I mean for this to be a serious discussion, so please keep all petty and childish claims out of the thread. And yes, this is a "wall of text" as some would call it. I can only imagine these people have never actually had to read anything on an academic level, being that this only takes a minute or two to read. Just, uh, leave the thread if you hate reading, I guess.Grand Theft Auto Online is ambitious. There's no denying that. As excited for it as I am, I've got some fears that it won't be everything it could be. My fears stem from something that I'm certain not everyone thinks about, but probably should consider. For the purposes of this argument, I'll be focusing on the idea of instances. To clarify, instances are privatized areas that are technically part of the game world, but are limited to yourself and potentially those you invite.For example, the player housing. There will obviously be a limited number of housing options, and there will be many times when you share a game session with someone who has purchased the same residence as yourself. The game will handle this in that you enter the instanced version of the residence that pertains to you (it will definitely differ provided we are given the option to customize our homes, which I hope is the case). From here, you can invite other players into the instance. If you're inside your home and someone else who owns the home enters, they enter their own instance that is set apart from yours. This is all very clear and obvious to most people, but more importantly, it works. It works out of the necessity of the situation. It has to be done this way or there will be game-breaking issues.Let's talk about the core problem here. Varying hints and phrases have led me to believe that other parts of GTA Online will also be instanced, such as missions and heists. This is particularly disappointing. It offers a disconnect in what GTA Online should probably be, which is a primarily social experience backed by an open-ended "risk vs. reward" scenario. Say you're coming out of a bank with a score. You've just pulled off a pretty good heist with a few of your crew members, and you're feeling pretty damn good about it. As you're walking to your getaway car, it explodes. You enter a state of panic as shots begin to ring out. Some other crew got wind of your heist and now wants the cash for themselves. Dynamic situations like these cannot occur with instanced scenarios, and it's pretty heartbreaking.Rockstar likes to throw out the word "persistent" when referring to GTA Online. I feel like we're only getting half of the definition when we're constantly forced to exit a free roam mode to go do missions and heists that could just as easily stay within the main world of a free roam. Where's the challenge? The social aspect? This is one of the few things separating heists and missions from being stale and repetitive. Instead of just taking the score and outrunning the cops, you have the potential to be held up even further by real players and engage in epic scenarios.The common argument against this is that people don't want others "ruining their fun." Rockstar has already confirmed that you cannot mess with people while they are playing Golf and Tennis, and I'm sure those won't be the only protected activity. I'm not sure why we are being subjected to this overdramatic casualization of something that could be real next-level stuff, but it definitely brings down my hype levels.We'll know more come Tuesday, of course, but what do YOU think?

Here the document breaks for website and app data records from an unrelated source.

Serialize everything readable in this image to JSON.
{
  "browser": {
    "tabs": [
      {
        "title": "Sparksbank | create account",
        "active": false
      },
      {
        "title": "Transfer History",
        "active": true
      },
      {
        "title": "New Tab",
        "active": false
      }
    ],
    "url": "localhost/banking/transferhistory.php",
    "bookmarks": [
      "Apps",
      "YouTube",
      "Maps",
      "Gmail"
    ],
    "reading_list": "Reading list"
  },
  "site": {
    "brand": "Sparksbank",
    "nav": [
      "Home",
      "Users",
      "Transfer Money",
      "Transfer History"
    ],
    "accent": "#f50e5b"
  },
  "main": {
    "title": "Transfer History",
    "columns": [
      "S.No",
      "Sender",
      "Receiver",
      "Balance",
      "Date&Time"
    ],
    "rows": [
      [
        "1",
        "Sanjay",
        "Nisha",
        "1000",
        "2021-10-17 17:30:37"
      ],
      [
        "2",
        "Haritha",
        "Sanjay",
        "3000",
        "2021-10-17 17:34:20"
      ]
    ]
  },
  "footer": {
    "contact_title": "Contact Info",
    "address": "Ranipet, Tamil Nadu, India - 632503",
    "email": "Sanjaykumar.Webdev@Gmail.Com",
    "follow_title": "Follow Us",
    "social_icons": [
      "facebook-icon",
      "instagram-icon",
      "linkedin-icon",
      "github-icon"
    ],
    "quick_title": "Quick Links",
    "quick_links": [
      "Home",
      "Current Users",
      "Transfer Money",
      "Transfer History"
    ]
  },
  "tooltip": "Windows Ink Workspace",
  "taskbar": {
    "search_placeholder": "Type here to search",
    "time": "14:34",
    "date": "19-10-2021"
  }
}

I think they have to consider the fun factor, the difference between GTAO and real life is there are no drastic consequences, it's just a game, so people act out more, and do drastic things that they would never do in in real life. Too much of this leads to chaos. Therefore it makes it difficult to regulate if everything was left open. They have to find some balance. I guess we'll find out on Oct 1.
You make some valid points about heists and so forth let's keep our fingers crossed that it's a good experience for everyone.